All that to say how I think our understanding of physical vs. spiritual is a bit off. Because there is a veil of mystery to the spirit world, we tend to give it spookie, insubstantial qualities like a ghost having a vapory body that you can walk right through because it's only sort of there. But I think it's us who have the vapory bodies. Just look at what we're made of: atoms. They're basically empty space surrounded by electrically charged particles. This entire realm is made like that. That's why Jesus, after his resurrection when he was in his new body, could disappear and walk through walls. He was more solid than the world he was ministering to! But he was still physical. He ate food, and his disciples were able to touch him.
This should re-assure us, and inspire us to pursue God with all our heart. I hope the more we understand this world we live in, especially as we understand that how it works is a mystery, the more we can pray for Jesus to come restore it and rescue us from this body of destruction.
For now we see in a mirror in a riddle, but then face to face; now I know in part, but then I will know fully just as I also have been fully known. 1 Corinthians 13:13
Through faith we understand that the worlds were framed by the word of God, so that things which are seen were not made of things which do appear. Hebrews 11:3

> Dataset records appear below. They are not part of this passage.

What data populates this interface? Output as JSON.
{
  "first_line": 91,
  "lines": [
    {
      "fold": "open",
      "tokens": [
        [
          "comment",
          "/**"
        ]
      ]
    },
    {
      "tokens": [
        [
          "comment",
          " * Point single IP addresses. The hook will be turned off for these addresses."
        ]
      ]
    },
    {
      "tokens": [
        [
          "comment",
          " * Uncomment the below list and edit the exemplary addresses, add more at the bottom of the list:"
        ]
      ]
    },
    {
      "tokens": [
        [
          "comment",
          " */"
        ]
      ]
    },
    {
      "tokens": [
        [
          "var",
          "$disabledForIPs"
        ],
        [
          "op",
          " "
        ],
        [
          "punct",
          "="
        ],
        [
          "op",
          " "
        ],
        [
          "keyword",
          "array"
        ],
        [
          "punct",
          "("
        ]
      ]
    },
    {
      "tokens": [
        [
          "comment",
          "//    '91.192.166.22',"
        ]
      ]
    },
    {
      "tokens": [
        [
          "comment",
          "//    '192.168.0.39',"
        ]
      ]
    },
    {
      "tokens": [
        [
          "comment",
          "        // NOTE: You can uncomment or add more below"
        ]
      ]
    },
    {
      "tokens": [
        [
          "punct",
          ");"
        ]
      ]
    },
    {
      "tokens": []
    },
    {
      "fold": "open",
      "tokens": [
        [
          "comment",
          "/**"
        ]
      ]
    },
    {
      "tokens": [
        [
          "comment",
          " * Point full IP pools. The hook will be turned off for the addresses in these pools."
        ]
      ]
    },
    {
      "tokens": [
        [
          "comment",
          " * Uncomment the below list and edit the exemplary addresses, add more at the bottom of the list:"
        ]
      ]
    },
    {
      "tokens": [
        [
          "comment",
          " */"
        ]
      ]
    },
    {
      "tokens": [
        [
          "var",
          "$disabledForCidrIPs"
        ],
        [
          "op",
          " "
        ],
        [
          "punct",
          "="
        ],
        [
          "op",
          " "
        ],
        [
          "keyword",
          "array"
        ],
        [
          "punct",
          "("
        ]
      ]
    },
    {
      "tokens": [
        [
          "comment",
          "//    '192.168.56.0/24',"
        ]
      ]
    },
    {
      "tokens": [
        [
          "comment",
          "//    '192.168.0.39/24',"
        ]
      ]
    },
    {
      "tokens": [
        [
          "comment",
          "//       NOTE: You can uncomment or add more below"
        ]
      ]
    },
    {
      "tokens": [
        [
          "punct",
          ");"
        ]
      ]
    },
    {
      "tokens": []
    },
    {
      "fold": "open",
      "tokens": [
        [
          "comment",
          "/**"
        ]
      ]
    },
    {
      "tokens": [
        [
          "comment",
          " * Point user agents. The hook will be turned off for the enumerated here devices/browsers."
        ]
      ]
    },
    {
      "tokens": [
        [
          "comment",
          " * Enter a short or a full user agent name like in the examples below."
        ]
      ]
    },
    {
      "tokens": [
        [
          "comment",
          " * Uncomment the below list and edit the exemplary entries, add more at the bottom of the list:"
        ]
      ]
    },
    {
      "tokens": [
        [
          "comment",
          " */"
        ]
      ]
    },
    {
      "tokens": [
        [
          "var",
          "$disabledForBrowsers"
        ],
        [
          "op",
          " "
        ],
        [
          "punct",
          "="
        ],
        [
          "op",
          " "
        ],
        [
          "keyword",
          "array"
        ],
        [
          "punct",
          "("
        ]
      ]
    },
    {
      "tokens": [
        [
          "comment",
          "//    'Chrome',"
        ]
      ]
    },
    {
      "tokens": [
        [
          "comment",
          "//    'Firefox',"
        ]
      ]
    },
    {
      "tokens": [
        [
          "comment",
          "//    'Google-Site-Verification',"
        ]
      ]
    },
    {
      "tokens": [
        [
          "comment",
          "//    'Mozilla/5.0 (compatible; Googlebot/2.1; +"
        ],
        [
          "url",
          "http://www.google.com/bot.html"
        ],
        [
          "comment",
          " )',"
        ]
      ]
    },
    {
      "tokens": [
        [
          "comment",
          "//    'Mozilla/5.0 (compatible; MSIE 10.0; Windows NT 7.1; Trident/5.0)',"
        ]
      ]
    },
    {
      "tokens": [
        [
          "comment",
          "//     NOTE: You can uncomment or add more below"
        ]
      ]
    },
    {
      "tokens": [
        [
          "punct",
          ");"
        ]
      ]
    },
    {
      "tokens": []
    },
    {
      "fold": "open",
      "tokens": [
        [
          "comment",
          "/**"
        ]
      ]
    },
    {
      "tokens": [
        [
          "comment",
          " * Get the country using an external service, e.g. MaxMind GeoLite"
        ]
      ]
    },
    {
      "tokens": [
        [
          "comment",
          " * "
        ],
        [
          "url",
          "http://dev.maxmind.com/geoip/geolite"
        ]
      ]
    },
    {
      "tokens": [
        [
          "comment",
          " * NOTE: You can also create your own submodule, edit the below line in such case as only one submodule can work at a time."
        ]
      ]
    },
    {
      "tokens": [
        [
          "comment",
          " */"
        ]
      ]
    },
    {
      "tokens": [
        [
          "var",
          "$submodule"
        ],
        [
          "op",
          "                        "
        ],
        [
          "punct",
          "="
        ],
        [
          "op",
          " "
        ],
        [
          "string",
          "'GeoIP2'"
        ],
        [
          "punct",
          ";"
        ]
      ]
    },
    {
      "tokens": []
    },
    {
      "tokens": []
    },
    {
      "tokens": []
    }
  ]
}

For by Him were all things created, that are in heaven, and that are in earth, visible and invisible, whether they be thrones, or dominions, or principalities, or powers[spiritual entities]: all things were created by him, and for him: And he is before all things, and by him all things [are] held together. Colossians 1:16,17